[Opening Data extract section]
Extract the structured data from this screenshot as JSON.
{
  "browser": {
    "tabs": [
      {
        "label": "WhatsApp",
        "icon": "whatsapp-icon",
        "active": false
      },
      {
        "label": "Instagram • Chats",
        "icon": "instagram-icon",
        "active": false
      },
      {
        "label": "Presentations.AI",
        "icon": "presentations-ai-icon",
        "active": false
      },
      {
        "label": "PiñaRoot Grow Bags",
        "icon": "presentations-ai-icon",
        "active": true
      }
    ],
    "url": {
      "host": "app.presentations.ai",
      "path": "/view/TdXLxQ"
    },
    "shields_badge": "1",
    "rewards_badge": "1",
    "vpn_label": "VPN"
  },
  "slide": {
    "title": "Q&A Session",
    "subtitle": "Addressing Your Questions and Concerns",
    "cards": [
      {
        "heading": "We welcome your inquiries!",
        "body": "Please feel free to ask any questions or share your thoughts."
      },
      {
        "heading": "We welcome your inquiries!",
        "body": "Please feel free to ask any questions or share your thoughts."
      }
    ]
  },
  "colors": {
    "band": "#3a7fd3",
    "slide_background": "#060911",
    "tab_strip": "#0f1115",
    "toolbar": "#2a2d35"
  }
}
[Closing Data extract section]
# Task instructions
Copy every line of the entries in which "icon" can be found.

# Exercise result
        "icon": "whatsapp-icon",
        "icon": "instagram-icon",
        "icon": "presentations-ai-icon",
        "icon": "presentations-ai-icon",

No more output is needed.